THE TASK: Among the records below, find the lines that contain "bold" and copy each of them.

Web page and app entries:
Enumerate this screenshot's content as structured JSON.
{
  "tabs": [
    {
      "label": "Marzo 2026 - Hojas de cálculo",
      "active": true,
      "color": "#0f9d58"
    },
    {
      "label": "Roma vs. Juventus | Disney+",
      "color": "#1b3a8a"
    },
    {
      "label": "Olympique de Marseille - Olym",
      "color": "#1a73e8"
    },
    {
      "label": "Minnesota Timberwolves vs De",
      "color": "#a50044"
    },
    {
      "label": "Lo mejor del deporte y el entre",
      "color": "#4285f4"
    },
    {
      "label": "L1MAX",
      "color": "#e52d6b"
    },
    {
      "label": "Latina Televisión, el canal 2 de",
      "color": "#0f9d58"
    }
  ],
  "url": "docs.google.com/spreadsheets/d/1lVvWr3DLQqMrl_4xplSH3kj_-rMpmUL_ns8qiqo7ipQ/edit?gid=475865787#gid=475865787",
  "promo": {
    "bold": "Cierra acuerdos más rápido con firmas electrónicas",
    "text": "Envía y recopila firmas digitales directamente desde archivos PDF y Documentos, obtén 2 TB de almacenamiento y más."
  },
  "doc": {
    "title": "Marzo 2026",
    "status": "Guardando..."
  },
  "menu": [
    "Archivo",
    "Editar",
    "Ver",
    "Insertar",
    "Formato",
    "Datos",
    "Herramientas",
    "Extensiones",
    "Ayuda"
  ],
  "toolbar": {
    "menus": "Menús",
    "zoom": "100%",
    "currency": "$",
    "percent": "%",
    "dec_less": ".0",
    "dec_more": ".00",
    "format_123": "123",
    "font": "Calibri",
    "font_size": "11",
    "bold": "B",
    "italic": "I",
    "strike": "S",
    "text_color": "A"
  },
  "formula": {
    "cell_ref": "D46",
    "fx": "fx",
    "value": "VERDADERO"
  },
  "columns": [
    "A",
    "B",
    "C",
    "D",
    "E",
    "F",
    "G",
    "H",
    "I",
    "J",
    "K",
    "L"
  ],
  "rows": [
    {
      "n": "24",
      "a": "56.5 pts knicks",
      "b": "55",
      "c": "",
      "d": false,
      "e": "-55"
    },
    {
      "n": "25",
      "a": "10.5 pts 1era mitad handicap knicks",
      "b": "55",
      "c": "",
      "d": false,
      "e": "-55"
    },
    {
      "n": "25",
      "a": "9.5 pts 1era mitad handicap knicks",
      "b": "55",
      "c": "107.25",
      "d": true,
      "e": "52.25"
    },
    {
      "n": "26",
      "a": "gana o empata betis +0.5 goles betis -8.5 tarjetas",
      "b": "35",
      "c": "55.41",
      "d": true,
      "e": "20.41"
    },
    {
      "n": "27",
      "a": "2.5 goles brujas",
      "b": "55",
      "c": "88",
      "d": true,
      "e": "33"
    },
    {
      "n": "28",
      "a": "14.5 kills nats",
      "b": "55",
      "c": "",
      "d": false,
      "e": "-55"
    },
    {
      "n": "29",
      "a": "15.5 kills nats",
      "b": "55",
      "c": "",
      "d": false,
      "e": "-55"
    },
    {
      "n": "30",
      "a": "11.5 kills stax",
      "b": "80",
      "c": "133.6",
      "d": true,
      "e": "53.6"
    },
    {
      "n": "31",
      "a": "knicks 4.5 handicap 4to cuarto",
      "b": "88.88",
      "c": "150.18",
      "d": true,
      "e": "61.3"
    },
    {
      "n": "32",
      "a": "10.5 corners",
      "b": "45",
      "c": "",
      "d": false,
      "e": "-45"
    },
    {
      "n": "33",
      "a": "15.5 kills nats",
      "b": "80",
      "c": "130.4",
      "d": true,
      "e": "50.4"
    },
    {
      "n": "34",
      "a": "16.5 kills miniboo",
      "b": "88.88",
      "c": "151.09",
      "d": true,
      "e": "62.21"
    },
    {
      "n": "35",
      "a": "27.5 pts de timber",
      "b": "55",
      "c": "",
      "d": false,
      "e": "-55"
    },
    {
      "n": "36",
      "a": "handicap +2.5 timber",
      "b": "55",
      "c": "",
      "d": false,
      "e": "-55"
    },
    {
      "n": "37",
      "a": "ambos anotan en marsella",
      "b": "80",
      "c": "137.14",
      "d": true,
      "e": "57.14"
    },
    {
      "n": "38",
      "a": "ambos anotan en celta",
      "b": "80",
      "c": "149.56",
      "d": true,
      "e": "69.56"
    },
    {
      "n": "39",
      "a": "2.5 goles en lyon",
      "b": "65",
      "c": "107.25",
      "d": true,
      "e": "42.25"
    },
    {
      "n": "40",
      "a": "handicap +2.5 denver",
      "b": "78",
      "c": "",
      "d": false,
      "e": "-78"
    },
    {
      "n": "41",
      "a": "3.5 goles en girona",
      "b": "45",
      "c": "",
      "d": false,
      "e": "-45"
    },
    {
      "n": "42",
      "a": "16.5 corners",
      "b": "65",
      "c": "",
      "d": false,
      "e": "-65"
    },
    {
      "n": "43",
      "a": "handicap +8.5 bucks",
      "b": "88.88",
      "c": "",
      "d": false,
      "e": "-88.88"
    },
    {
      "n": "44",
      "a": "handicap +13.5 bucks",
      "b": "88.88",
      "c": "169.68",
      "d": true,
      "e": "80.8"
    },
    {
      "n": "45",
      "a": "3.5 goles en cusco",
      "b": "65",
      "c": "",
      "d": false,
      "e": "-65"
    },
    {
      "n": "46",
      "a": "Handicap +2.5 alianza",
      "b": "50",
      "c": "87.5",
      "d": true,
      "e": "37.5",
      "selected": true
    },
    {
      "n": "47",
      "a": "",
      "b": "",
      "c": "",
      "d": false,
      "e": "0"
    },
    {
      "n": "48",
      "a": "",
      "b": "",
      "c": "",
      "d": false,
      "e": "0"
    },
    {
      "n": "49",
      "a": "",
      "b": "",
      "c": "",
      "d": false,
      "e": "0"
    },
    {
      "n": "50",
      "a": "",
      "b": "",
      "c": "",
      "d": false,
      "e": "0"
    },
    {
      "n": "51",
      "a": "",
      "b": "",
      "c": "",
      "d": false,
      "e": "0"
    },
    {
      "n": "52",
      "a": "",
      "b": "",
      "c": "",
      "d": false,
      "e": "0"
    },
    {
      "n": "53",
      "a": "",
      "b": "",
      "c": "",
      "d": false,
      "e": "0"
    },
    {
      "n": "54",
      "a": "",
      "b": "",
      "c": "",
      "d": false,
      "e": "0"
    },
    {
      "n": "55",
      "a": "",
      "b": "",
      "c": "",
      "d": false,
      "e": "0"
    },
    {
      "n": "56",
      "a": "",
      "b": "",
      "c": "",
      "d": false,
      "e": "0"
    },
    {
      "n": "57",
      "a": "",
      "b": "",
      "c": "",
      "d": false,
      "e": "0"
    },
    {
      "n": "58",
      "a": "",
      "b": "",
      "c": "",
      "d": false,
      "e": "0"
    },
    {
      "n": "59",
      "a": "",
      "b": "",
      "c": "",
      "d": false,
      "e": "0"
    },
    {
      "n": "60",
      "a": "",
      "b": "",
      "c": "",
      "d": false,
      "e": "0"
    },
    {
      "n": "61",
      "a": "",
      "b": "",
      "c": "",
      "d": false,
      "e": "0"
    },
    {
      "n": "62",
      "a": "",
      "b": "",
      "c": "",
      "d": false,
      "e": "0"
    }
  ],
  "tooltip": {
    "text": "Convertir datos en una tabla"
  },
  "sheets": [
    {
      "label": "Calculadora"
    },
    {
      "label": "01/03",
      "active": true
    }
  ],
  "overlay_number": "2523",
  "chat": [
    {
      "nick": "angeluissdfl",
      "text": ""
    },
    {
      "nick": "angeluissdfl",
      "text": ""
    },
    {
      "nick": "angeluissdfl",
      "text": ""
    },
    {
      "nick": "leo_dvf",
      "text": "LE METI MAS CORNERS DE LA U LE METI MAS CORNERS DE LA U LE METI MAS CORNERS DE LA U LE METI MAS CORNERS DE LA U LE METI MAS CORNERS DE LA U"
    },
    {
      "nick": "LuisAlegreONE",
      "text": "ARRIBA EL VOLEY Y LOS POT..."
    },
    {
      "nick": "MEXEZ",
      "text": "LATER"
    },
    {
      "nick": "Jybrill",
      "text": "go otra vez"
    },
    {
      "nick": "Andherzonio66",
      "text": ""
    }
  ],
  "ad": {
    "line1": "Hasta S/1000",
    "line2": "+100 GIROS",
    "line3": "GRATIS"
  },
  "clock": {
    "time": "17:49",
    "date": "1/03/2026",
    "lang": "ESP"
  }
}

ANSWER BELOW:
    "bold": "Cierra acuerdos más rápido con firmas electrónicas",
    "bold": "B",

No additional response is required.